by the migration wave that was started by the Norman Conquest
of 1066. The Mettley family lived in Methley, Yorkshire
. Methley is situated midway between Leeds and Pontefract and the town dates back to Anglo-Saxon
times.The village of Methley contains a fine church dating from the 14th century with family tombs and medieval carvings which inspired the sculptures of Henry Moore.
Early Origins of the Mettley family
The surname Mettley was first found in Yorkshire
from very ancient times. At the taking of the Domesday Book
in 1086 the village of Methley, midway between Leeds and Pontefract, was held by Ilbert de Lacy, a Norman noble who accompanied King William in his conquest of England
at Hastings in 1066. The village of Methley contains a fine church dating from the 14th century with family tombs and medieval carvings which inspired the sculptures of Henry Moore.
Early History of the Mettley family
This web page shows only a small excerpt of our Mettley research.Another 217 words (16 lines of text) covering the years 1379 and 1614 are included under the topic Early Mettley History in all our PDF Extended History products and printed products wherever possible.
Mettley Spelling Variations
Before English spelling was standardized a few hundred
years ago, spelling variations
of names were a common occurrence. Elements of Latin, Norman French and other languages became incorporated into English throughout the Middle Ages, and name spellings changed even among the literate. The variations of the surname Mettley include Methley, Methly, Mettley, Meythly, Methelay, Methlay and many more.
Early Notables of the Mettley family (pre 1700)
More information is included under the topic Early Mettley Notables in all our PDF Extended History products
and printed products wherever possible.
Migration of the Mettley family to the New World and Oceana
at this time, the uncertainty of the political and religious environment of the time caused many families to board ships for distant British colonies in the hopes of finding land and opportunity, and escaping persecution. The voyages were expensive, crowded, and difficult, though, and many arrived in North America sick, starved, and destitute. Those who did make it, however, were greeted with greater opportunities and freedoms that they could have experienced at home.

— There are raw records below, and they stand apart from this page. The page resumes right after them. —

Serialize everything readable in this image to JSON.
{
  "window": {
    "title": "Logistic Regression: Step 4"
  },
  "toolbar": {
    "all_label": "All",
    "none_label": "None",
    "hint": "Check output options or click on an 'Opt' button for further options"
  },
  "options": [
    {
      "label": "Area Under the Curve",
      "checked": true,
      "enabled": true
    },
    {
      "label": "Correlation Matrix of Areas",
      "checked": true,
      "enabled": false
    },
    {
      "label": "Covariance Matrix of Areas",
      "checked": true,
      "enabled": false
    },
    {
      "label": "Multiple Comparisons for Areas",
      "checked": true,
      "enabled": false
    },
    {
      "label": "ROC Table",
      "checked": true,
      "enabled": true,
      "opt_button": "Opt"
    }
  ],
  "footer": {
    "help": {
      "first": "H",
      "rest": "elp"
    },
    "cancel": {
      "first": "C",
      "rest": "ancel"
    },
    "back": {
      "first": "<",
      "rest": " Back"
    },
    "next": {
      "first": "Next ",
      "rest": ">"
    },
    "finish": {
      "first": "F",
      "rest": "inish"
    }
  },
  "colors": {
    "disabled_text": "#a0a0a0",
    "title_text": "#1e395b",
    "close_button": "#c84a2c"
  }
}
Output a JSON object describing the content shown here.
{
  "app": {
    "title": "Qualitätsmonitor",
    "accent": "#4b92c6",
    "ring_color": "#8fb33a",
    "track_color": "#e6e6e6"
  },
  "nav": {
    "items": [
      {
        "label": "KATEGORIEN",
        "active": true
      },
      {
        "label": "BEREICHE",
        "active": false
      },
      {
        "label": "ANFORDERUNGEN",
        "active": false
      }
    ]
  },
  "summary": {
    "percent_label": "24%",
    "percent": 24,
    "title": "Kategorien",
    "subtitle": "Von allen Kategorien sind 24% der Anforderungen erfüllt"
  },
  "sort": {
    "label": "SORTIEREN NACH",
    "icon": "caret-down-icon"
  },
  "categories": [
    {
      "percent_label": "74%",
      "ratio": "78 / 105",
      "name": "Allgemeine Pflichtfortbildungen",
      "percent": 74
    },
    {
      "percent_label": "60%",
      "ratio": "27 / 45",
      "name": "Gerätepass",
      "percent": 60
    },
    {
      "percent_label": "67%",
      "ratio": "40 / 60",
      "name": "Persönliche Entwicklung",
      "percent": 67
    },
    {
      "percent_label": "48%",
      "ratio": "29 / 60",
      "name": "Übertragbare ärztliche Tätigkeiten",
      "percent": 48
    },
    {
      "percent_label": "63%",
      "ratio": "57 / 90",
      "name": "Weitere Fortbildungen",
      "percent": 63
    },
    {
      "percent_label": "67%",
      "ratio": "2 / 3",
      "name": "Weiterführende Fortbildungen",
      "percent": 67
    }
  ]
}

Many of those families went on to make important contributions to the young nations in which they settled. Early immigration records have shown some of the first Mettleys to arrive on North American shores: Charles Methelay arrived in New York in 1891.